There is just a bunch of baloney.>> The Florida Keys, one of the states top tourist attractions, known for fishing, snorkeling, and easy living. Hurricane Irma pummeling the islands with a 130 mile an hour winds on Sunday submerging the main highway that connects them. Police on Monday unsure of the extent of the devastation, unable to say how many were injured or killed.
Florida Governor, Rick Scott, surveying the damage by air. Authorities saying residents can't return until they've made sure that all 42 bridges that connect the islands are intact.>> There's no way it can happen today. We have to make sure that the infrastructure is safe.>> Authorities pleased that tens of thousands of residents have evacuated from the Keys.
But many having second thoughts, angered by the waiting game, saying they should have never left the islands.>> There is no gasoline anywhere. And I can't get to my house->> And this should've been though out a while ago.>> 20 miles away, I live 20 miles away.
>> Before the storm.>> Next time, I'm staying in Key Largo, I'm not leaving Key Largo.>> Nobody's gonna evacuate anymore.>> Local officials say residents won't be allowed back onto the Florida Keys for at least a day. Federal officials now saying that it could be a matter of weeks.
That means more nights sleeping in shelters, hotel rooms, or in the back of their pickup trucks as they try to get back to their houses.
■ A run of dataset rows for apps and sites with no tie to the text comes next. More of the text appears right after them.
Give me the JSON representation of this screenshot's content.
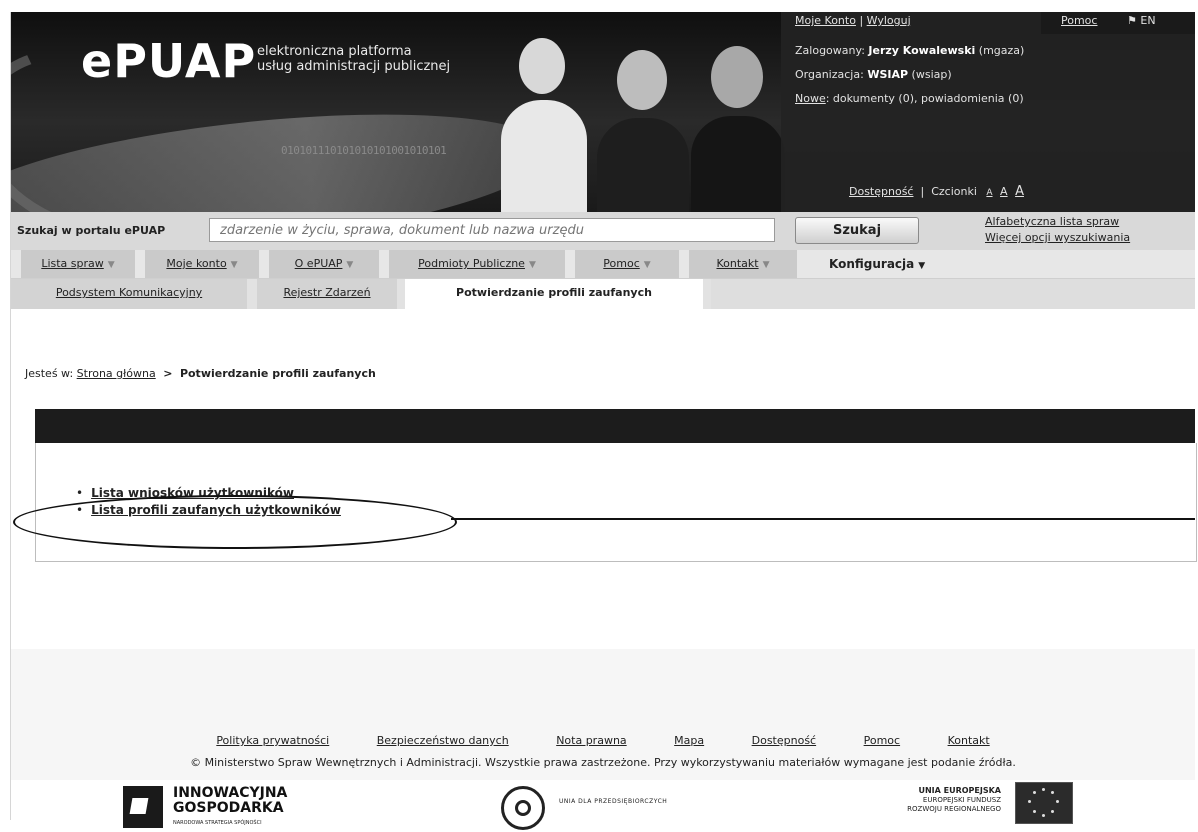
{
  "header": {
    "logo": "ePUAP",
    "tagline_line1": "elektroniczna platforma",
    "tagline_line2": "usług administracji publicznej",
    "binary": "010101110101010101001010101",
    "top_links": {
      "account": "Moje Konto",
      "logout": "Wyloguj",
      "help": "Pomoc",
      "lang": "EN"
    },
    "user_label": "Zalogowany:",
    "user_name": "Jerzy Kowalewski",
    "user_login": "(mgaza)",
    "org_label": "Organizacja:",
    "org_name": "WSIAP",
    "org_code": "(wsiap)",
    "new_label": "Nowe",
    "new_text": ": dokumenty (0), powiadomienia (0)",
    "accessibility": "Dostępność",
    "fonts_label": "Czcionki",
    "font_sizes": [
      "A",
      "A",
      "A"
    ]
  },
  "search": {
    "label": "Szukaj w portalu ePUAP",
    "placeholder": "zdarzenie w życiu, sprawa, dokument lub nazwa urzędu",
    "button": "Szukaj",
    "link_alpha": "Alfabetyczna lista spraw",
    "link_more": "Więcej opcji wyszukiwania"
  },
  "menu": {
    "items": [
      {
        "label": "Lista spraw"
      },
      {
        "label": "Moje konto"
      },
      {
        "label": "O ePUAP"
      },
      {
        "label": "Podmioty Publiczne"
      },
      {
        "label": "Pomoc"
      },
      {
        "label": "Kontakt"
      },
      {
        "label": "Konfiguracja"
      }
    ]
  },
  "submenu": {
    "items": [
      {
        "label": "Podsystem Komunikacyjny"
      },
      {
        "label": "Rejestr Zdarzeń"
      },
      {
        "label": "Potwierdzanie profili zaufanych"
      }
    ]
  },
  "breadcrumb": {
    "prefix": "Jesteś w:",
    "home": "Strona główna",
    "separator": ">",
    "current": "Potwierdzanie profili zaufanych"
  },
  "content": {
    "links": [
      {
        "label": "Lista wniosków użytkowników"
      },
      {
        "label": "Lista profili zaufanych użytkowników"
      }
    ]
  },
  "footer": {
    "links": [
      "Polityka prywatności",
      "Bezpieczeństwo danych",
      "Nota prawna",
      "Mapa",
      "Dostępność",
      "Pomoc",
      "Kontakt"
    ],
    "copyright": "© Ministerstwo Spraw Wewnętrznych i Administracji. Wszystkie prawa zastrzeżone. Przy wykorzystywaniu materiałów wymagane jest podanie źródła.",
    "logo_ig_line1": "INNOWACYJNA",
    "logo_ig_line2": "GOSPODARKA",
    "logo_ig_small": "NARODOWA STRATEGIA SPÓJNOŚCI",
    "logo_mid": "UNIA DLA PRZEDSIĘBIORCZYCH",
    "logo_eu_line1": "UNIA EUROPEJSKA",
    "logo_eu_line2": "EUROPEJSKI FUNDUSZ",
    "logo_eu_line3": "ROZWOJU REGIONALNEGO"
  }
}
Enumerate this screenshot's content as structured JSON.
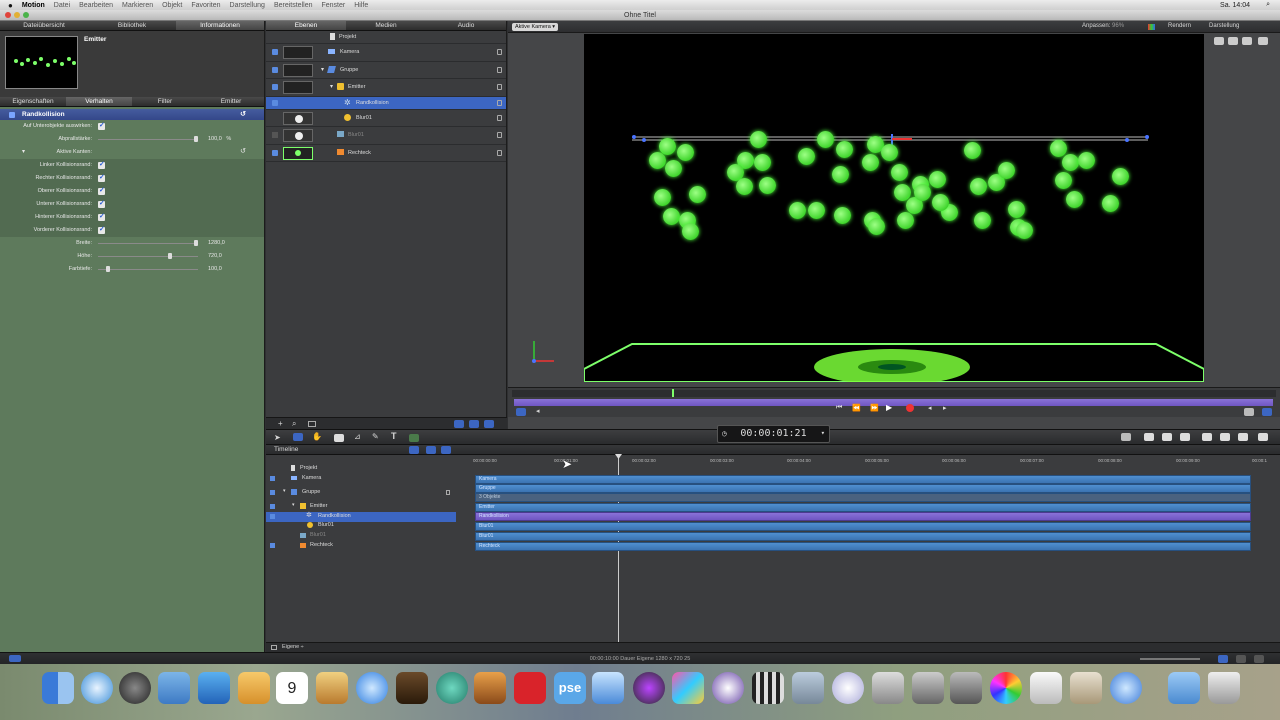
{
  "menubar": {
    "apple": "",
    "items": [
      "Motion",
      "Datei",
      "Bearbeiten",
      "Markieren",
      "Objekt",
      "Favoriten",
      "Darstellung",
      "Bereitstellen",
      "Fenster",
      "Hilfe"
    ],
    "clock": "Sa. 14:04"
  },
  "window": {
    "title": "Ohne Titel"
  },
  "inspector": {
    "top_tabs": [
      "Dateiübersicht",
      "Bibliothek",
      "Informationen"
    ],
    "preview_name": "Emitter",
    "sub_tabs": [
      "Eigenschaften",
      "Verhalten",
      "Filter",
      "Emitter"
    ],
    "behavior_title": "Randkollision",
    "params": {
      "affect_subobjects": "Auf Unterobjekte auswirken:",
      "bounce_label": "Abprallstärke:",
      "bounce_value": "100,0",
      "bounce_unit": "%",
      "bounce_level": 1.0,
      "active_edges": "Aktive Kanten:",
      "edges": [
        "Linker Kollisionsrand:",
        "Rechter Kollisionsrand:",
        "Oberer Kollisionsrand:",
        "Unterer Kollisionsrand:",
        "Hinterer Kollisionsrand:",
        "Vorderer Kollisionsrand:"
      ],
      "width_label": "Breite:",
      "width_value": "1280,0",
      "width_level": 1.0,
      "height_label": "Höhe:",
      "height_value": "720,0",
      "height_level": 0.72,
      "depth_label": "Farbtiefe:",
      "depth_value": "100,0",
      "depth_level": 0.1
    }
  },
  "layers": {
    "tabs": [
      "Ebenen",
      "Medien",
      "Audio"
    ],
    "rows": [
      {
        "name": "Projekt"
      },
      {
        "name": "Kamera"
      },
      {
        "name": "Gruppe"
      },
      {
        "name": "Emitter"
      },
      {
        "name": "Randkollision"
      },
      {
        "name": "Blur01"
      },
      {
        "name": "Blur01"
      },
      {
        "name": "Rechteck"
      }
    ]
  },
  "canvas": {
    "camera_menu": "Aktive Kamera",
    "fit_label": "Anpassen:",
    "fit_value": "96%",
    "render_menu": "Rendern",
    "view_menu": "Darstellung",
    "playhead": 0.21
  },
  "transport": {
    "timecode": "00:00:01:21"
  },
  "timeline": {
    "title": "Timeline",
    "ruler": [
      "00:00:00:00",
      "00:00:01:00",
      "00:00:02:00",
      "00:00:03:00",
      "00:00:04:00",
      "00:00:05:00",
      "00:00:06:00",
      "00:00:07:00",
      "00:00:08:00",
      "00:00:09:00",
      "00:00:1"
    ],
    "rows": [
      {
        "name": "Projekt",
        "bar": ""
      },
      {
        "name": "Kamera",
        "bar": "Kamera"
      },
      {
        "name": "Gruppe",
        "bar": "Gruppe"
      },
      {
        "name": "",
        "bar": "3 Objekte"
      },
      {
        "name": "Emitter",
        "bar": "Emitter"
      },
      {
        "name": "Randkollision",
        "bar": "Randkollision"
      },
      {
        "name": "Blur01",
        "bar": "Blur01"
      },
      {
        "name": "Blur01",
        "bar": "Blur01"
      },
      {
        "name": "Rechteck",
        "bar": "Rechteck"
      }
    ],
    "footer_menu": "Eigene"
  },
  "status": {
    "text": "00:00:10:00 Dauer Eigene 1280 x 720 25"
  },
  "colors": {
    "accent": "#3c66c2",
    "inspector_bg": "#5e7a5c",
    "particle": "#4dff3a",
    "behavior_bar": "#7a60cc"
  }
}
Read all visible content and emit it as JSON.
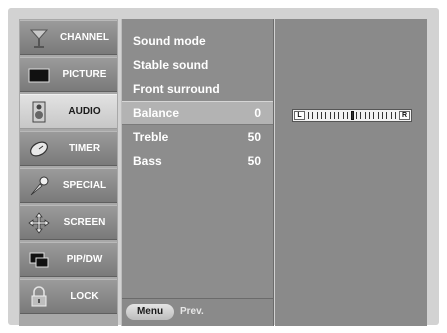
{
  "menu": [
    {
      "label": "CHANNEL",
      "icon": "antenna-icon"
    },
    {
      "label": "PICTURE",
      "icon": "picture-icon"
    },
    {
      "label": "AUDIO",
      "icon": "speaker-icon",
      "selected": true
    },
    {
      "label": "TIMER",
      "icon": "clock-icon"
    },
    {
      "label": "SPECIAL",
      "icon": "special-icon"
    },
    {
      "label": "SCREEN",
      "icon": "screen-move-icon"
    },
    {
      "label": "PIP/DW",
      "icon": "pip-icon"
    },
    {
      "label": "LOCK",
      "icon": "lock-icon"
    }
  ],
  "audio_menu": {
    "items": [
      {
        "name": "Sound mode",
        "value": ""
      },
      {
        "name": "Stable sound",
        "value": ""
      },
      {
        "name": "Front surround",
        "value": ""
      },
      {
        "name": "Balance",
        "value": "0",
        "selected": true
      },
      {
        "name": "Treble",
        "value": "50"
      },
      {
        "name": "Bass",
        "value": "50"
      }
    ],
    "footer": {
      "menu_label": "Menu",
      "prev_label": "Prev."
    }
  },
  "balance_slider": {
    "left_label": "L",
    "right_label": "R",
    "level_fraction": 0.5
  },
  "colors": {
    "background": "#d2d2d2",
    "menu_selected": "#d6d6d6",
    "panel": "#8d8d8d"
  }
}
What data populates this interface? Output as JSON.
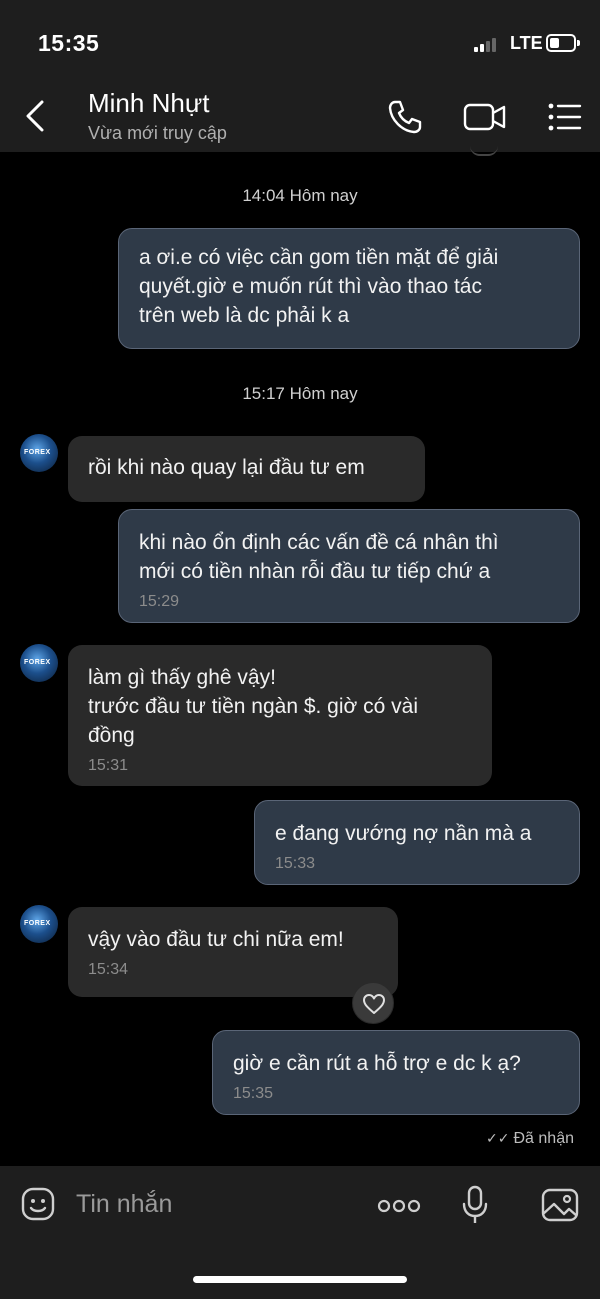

A sign of the enormous frustrations and challenges that are sure to come in the days ahead for Florida residents.